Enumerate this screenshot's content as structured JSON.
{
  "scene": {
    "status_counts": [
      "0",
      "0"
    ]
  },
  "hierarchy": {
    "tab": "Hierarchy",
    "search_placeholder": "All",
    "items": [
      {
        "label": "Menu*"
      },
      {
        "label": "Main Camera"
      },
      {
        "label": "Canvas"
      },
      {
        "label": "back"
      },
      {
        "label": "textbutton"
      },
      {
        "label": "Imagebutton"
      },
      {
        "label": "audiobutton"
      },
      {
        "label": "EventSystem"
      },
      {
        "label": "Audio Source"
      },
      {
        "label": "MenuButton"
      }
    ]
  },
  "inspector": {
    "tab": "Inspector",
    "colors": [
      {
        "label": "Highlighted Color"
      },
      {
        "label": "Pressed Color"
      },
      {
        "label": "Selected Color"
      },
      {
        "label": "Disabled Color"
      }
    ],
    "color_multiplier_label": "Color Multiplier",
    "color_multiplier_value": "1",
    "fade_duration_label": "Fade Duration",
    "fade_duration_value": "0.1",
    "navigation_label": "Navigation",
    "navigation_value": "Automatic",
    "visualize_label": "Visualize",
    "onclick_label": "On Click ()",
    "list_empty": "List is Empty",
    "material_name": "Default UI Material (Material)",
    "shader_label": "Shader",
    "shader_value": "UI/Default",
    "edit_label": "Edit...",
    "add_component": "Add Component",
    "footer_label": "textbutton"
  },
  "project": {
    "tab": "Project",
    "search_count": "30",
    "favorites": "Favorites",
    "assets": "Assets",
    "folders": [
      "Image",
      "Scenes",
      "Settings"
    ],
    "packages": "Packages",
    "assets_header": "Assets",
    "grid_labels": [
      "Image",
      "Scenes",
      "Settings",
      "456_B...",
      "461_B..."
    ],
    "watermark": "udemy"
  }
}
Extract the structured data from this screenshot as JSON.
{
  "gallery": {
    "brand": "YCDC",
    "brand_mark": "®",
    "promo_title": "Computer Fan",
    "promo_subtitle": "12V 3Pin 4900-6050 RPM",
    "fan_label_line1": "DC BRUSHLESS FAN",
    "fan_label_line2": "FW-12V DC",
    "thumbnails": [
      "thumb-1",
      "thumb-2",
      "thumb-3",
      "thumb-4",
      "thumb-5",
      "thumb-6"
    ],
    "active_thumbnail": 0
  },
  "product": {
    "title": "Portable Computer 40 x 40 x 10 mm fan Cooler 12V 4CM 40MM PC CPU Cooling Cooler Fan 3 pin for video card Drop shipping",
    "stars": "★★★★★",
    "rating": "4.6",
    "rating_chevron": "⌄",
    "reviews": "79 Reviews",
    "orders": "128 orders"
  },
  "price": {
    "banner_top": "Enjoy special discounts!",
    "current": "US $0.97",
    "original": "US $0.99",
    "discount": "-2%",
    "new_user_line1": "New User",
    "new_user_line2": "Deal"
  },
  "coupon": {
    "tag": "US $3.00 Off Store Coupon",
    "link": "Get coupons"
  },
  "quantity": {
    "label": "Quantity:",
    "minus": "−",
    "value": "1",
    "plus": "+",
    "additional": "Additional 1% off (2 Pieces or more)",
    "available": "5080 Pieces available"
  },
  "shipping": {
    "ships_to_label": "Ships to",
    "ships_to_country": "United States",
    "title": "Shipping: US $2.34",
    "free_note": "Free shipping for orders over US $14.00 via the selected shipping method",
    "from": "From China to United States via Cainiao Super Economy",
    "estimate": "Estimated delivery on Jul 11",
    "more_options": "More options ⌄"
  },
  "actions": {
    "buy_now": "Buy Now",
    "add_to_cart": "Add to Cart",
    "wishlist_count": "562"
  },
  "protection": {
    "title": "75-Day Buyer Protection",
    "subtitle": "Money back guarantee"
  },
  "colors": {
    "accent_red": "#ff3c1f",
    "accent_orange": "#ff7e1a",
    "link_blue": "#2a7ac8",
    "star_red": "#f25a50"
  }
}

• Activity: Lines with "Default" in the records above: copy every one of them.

• Output of the exercise:
    "material_name": "Default UI Material (Material)",
    "shader_value": "UI/Default",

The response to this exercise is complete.